Jim Messina, Mr. Obama’s campaign manager, offered a deal in an open letter to his counterpart, saying that if Mr. Romney released his tax returns from 2007 to 2011, Democrats would promise not to demand any more.
“If the governor will release five years of returns, I commit in turn that we will not criticize him for not releasing more — neither in ads nor in other public communications or commentary for the rest of the campaign,” Mr. Messina wrote to Matt Rhoades, Mr. Romney’s campaign manager.
Mr. Messina said the offer should satisfy Mr. Romney’s oft-stated concerns that his adversaries will always continue to ask for more and more. But Mr. Messina pointedly did not promise that Democrats would hold their fire on the contents of the tax returns.
He said a release of five years would “help answer outstanding questions raised by the one return he has released to date, such as the range in the effective rates paid, the foreign accounts maintained, the foreign investments made, and the types of tax shelters used.”
Mr. Rhoades was quick with a response Friday morning, but did not say whether Mr. Romney would commit to a release of any additional tax returns.

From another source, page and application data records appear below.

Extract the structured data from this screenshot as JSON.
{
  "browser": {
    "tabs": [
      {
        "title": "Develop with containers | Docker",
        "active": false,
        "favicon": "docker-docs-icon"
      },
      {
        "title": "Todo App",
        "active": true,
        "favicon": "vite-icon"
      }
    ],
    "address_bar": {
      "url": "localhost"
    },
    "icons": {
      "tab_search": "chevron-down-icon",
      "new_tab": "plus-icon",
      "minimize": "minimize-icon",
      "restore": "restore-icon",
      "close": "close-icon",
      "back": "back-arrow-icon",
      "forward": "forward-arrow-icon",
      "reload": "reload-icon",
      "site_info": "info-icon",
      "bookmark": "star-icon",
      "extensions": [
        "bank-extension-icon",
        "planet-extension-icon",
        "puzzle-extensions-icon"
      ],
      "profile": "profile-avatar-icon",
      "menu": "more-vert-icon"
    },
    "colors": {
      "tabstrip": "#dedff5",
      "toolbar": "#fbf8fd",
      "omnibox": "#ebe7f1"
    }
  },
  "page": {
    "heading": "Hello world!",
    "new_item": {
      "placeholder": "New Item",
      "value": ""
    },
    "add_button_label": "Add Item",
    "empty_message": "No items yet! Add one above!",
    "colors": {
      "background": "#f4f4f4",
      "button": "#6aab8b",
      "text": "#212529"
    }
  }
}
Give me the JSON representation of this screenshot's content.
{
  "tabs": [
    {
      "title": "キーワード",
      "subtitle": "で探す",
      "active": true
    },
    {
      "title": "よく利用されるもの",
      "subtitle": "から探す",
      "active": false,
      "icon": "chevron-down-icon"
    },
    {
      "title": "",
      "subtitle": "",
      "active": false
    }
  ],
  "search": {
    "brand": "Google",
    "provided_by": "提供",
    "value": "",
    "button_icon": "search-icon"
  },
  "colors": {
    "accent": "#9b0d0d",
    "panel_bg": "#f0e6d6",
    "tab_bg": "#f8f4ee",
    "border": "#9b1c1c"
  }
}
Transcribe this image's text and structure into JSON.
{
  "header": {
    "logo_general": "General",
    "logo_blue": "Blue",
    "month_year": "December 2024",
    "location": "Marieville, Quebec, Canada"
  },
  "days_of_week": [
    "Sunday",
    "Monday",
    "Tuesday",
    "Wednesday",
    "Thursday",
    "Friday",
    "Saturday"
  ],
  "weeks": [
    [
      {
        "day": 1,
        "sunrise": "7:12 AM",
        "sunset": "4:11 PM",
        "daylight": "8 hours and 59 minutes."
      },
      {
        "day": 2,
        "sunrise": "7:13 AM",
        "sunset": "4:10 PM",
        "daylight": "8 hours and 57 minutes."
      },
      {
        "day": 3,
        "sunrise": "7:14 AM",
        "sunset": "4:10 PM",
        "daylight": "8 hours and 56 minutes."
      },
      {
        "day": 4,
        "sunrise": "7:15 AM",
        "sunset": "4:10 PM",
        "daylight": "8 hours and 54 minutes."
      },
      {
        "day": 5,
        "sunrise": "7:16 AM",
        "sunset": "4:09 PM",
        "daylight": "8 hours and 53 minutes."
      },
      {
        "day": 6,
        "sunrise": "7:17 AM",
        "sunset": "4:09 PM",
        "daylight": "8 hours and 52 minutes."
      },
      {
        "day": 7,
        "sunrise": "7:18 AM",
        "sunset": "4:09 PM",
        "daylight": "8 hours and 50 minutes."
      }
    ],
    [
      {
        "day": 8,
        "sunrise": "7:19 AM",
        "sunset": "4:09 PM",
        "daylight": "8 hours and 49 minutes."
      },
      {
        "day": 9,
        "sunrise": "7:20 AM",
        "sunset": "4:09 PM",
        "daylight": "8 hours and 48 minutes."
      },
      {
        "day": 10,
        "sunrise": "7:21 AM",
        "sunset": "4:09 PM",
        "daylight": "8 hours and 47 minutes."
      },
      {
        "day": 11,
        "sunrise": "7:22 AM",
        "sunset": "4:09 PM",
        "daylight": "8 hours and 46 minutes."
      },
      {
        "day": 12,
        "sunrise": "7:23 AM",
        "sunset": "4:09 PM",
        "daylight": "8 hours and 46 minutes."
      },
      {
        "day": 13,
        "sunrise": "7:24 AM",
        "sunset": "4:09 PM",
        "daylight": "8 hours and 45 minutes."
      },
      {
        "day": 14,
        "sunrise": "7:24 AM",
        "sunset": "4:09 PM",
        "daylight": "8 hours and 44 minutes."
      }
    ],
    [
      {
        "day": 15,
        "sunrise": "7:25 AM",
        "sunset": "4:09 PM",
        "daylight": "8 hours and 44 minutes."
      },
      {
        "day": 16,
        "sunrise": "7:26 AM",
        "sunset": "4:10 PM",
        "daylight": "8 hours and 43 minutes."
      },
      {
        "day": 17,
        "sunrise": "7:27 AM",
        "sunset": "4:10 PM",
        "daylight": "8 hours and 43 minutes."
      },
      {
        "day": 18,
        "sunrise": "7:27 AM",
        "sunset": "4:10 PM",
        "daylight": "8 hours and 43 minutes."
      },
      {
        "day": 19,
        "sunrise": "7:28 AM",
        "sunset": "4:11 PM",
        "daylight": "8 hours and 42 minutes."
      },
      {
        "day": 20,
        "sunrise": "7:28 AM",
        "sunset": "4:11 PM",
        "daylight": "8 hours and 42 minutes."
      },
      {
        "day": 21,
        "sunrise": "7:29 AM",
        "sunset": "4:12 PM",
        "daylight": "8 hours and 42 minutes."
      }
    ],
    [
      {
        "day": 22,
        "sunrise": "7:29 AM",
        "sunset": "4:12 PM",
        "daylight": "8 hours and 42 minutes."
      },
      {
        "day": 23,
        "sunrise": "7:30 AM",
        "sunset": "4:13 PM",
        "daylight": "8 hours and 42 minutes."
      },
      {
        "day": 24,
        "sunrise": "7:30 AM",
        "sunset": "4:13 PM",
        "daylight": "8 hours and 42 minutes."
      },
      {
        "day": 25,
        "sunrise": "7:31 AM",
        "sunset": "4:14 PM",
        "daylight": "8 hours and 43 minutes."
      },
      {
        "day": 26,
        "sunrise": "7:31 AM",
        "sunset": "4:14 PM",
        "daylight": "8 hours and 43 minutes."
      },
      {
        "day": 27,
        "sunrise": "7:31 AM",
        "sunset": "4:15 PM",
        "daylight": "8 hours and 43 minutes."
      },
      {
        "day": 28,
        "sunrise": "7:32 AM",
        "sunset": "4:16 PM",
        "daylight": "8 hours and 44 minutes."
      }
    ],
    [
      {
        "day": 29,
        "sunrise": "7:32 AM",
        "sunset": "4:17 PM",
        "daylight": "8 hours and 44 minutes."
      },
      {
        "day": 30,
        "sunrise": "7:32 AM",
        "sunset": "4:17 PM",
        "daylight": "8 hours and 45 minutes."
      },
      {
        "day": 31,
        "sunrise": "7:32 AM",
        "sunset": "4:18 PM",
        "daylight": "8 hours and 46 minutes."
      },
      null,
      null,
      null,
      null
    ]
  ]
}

“It is clear that President Obama wants nothing more than to talk about Governor Romney’s tax returns instead of the issues that matter to voters, like putting Americans back to work, fixing the economy and reining in spending,” Mr. Rhoades wrote in a response released to reporters. “If Governor Romney’s tax returns are the core message of your campaign, there will be ample time for President Obama to discuss them over the next 81 days.
The offer came a day after Mr. Romney once again confronted the vexing issue of his taxes, which Democrats have used to portray him as out of touch with middle-class values.
Mr. Romney made the remarks at a hastily arranged news conference at an airport in South Carolina, calling the interest in his personal tax returns “small-minded” in light of the nation’s problems. Nonetheless, he said that he had examined the last 10 years of his personal tax returns after Democrats suggested that he might not have paid anything at all in some years.
“Every year, I’ve paid at least 13 percent,” he said, referring to his effective federal income tax rate, which is a higher effective rate than most people pay.
Mr. Romney’s decision Thursday to address the tax question appeared to be an off-the-cuff attempt to put the nettlesome issue behind him once and for all. But at least initially, it had the opposite effect. Democrats seized on his comments to revive the issue and to once again demand proof of his claims by releasing multiple years of his tax returns.
The re-emergence of the tax issue consumed another day of the campaign and added to the sense of a shift in direction for a candidate who had once steadfastly refused to talk about anything other than job losses during Mr. Obama’s tenure, the unemployment rate and the nation’s growing debt.
Now, after Mr. Romney’s decision to name Representative Paul D. Ryan of Wisconsin as his vice-presidential choice, the campaign is instead waging an aggressive battle on Medicare, welfare and Mr. Obama’s character. That change in focus can be seen in the campaign’s ads and in Mr. Romney’s speeches. And it stands in contrast to the approaches of some Republican Congressional candidates, who said Thursday that they intended to wage their own campaigns strictly on economic issues.
“We are staying on our message,” said Chris Collins, the Republican candidate in New York’s 27th District, near Buffalo. Mr. Collins said that Republicans should welcome the Medicare debate, but that in his own campaign, “every time anything comes up, I bring it back to the economy, the economy, Obamacare.” NYT